It is not necessary for Swiss lawyers coming into the United Kingdom to carry out temporary work to register and therefore it is not possible to monitor the number, because they are entitled to come in on a temporary basis to provide legal services. The period of four years reflects the fact that it is possible for a Swiss lawyer to transition into membership of the relevant professional body in the United Kingdom in under four years—I understand that at present it is three years—and therefore there is full allowance for that.
With regard to English lawyers practising in Switzerland, at the last count, which I think goes up to 2015-16, in the region of 236 lawyers practising in Switzerland full-time were English-qualified.
With regard to the future corporate structure of English firms operating in Switzerland, I would not venture a view as to what the precise structure would be in the future. However, from engagement with the major legal firms in England and Wales over the last year or so, it is quite clear that they have made provision in anticipation of our leaving the EU, with the consequent effect that that will have on the EU-Swiss agreements on which we rely. We can therefore be reasonably confident that their structures will be compliant with the requirements of Swiss law.
On the question of the international standing of our legal profession, we see no reason to doubt that it will be maintained after Brexit, nor any reason why the terms of the UK/Switzerland citizens’ rights agreement as implemented by this SI should in any way derogate or detract from the standing of our legal profession in England and Wales, and indeed in the UK as a whole.
In these circumstances, we consider that this is a relatively technical amendment to the existing provision that is being made in anticipation of our departing from the EU without a deal. Of course, in the event that the deal is implemented and we go into a transition period, the application of this instrument will be deferred until the end of that period. We will then determine at that time whether in fact we have in place the relevant free trade agreements with both the EU and Switzerland.
Before the Minister sits down, obviously I was throwing questions at him that he may not have been able to answer, so will he perhaps cover those that have not been answered in a letter to me in due course?

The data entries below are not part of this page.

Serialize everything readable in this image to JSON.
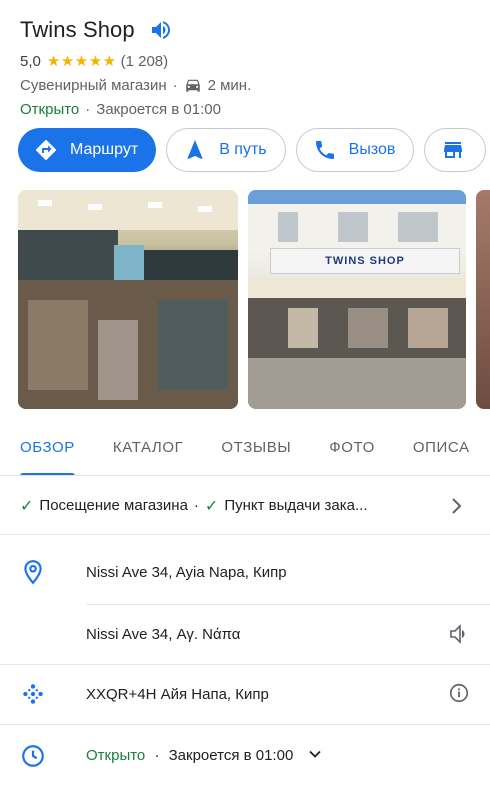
{
  "place": {
    "name": "Twins Shop",
    "rating": "5,0",
    "stars": "★★★★★",
    "review_count": "(1 208)",
    "category": "Сувенирный магазин",
    "separator": "·",
    "drive_time": "2 мин.",
    "status_open": "Открыто",
    "status_close": "Закроется в 01:00"
  },
  "actions": [
    {
      "label": "Маршрут",
      "icon": "directions-icon"
    },
    {
      "label": "В путь",
      "icon": "navigation-icon"
    },
    {
      "label": "Вызов",
      "icon": "phone-icon"
    },
    {
      "label": "",
      "icon": "store-icon"
    }
  ],
  "photos": {
    "sign_text": "TWINS SHOP"
  },
  "tabs": [
    "ОБЗОР",
    "КАТАЛОГ",
    "ОТЗЫВЫ",
    "ФОТО",
    "ОПИСА"
  ],
  "services": {
    "item1": "Посещение магазина",
    "item2": "Пункт выдачи зака...",
    "check": "✓",
    "separator": "·"
  },
  "details": {
    "address": "Nissi Ave 34, Ayia Napa, Кипр",
    "address_local": "Nissi Ave 34, Αγ. Νάπα",
    "plus_code": "XXQR+4H Айя Напа, Кипр",
    "hours_open": "Открыто",
    "hours_close": "Закроется в 01:00",
    "hours_separator": "·"
  },
  "colors": {
    "accent": "#1a73e8",
    "open_green": "#188038",
    "star": "#f4b400"
  }
}
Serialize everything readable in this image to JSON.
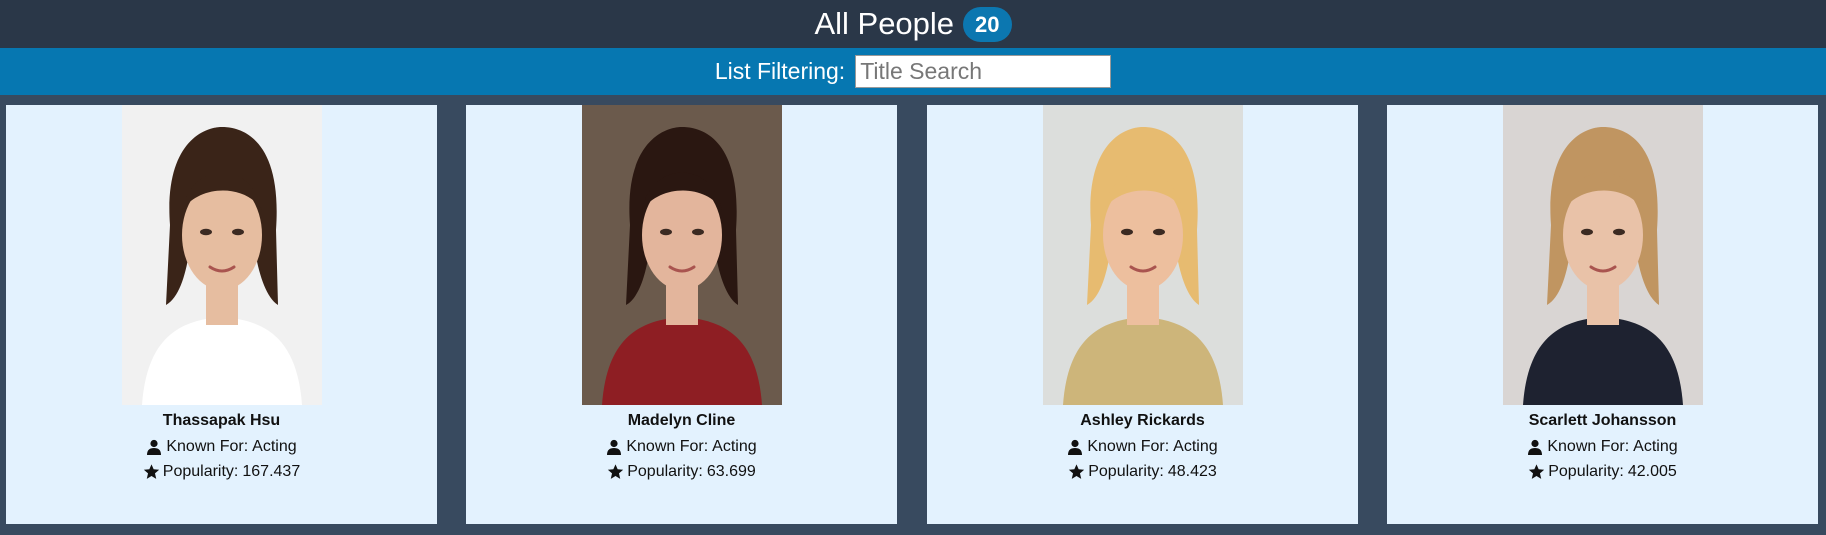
{
  "header": {
    "title": "All People",
    "count": "20"
  },
  "filter": {
    "label": "List Filtering:",
    "placeholder": "Title Search",
    "value": ""
  },
  "people": [
    {
      "name": "Thassapak Hsu",
      "known_for_label": "Known For:",
      "known_for": "Acting",
      "popularity_label": "Popularity:",
      "popularity": "167.437",
      "photo": {
        "bg": "#f1f1f1",
        "hair": "#3a2418",
        "skin": "#e6bda0",
        "clothes": "#ffffff"
      }
    },
    {
      "name": "Madelyn Cline",
      "known_for_label": "Known For:",
      "known_for": "Acting",
      "popularity_label": "Popularity:",
      "popularity": "63.699",
      "photo": {
        "bg": "#6b5a4c",
        "hair": "#2a1711",
        "skin": "#e3b59c",
        "clothes": "#8e1e23"
      }
    },
    {
      "name": "Ashley Rickards",
      "known_for_label": "Known For:",
      "known_for": "Acting",
      "popularity_label": "Popularity:",
      "popularity": "48.423",
      "photo": {
        "bg": "#dcdedc",
        "hair": "#e7bb70",
        "skin": "#edbf9e",
        "clothes": "#cdb57a"
      }
    },
    {
      "name": "Scarlett Johansson",
      "known_for_label": "Known For:",
      "known_for": "Acting",
      "popularity_label": "Popularity:",
      "popularity": "42.005",
      "photo": {
        "bg": "#d9d5d3",
        "hair": "#c09561",
        "skin": "#e9c2a8",
        "clothes": "#1e2230"
      }
    }
  ]
}
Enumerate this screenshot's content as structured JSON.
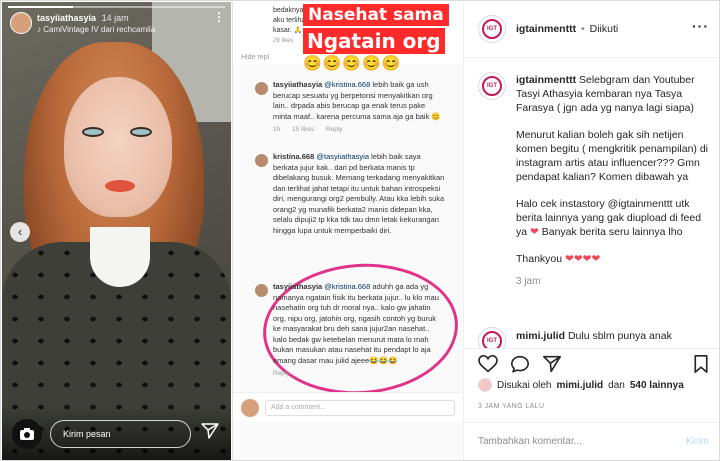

I will consult Hansard. If it appears that there is a question that the noble Lord posed that is relevant to this instrument then I will respond.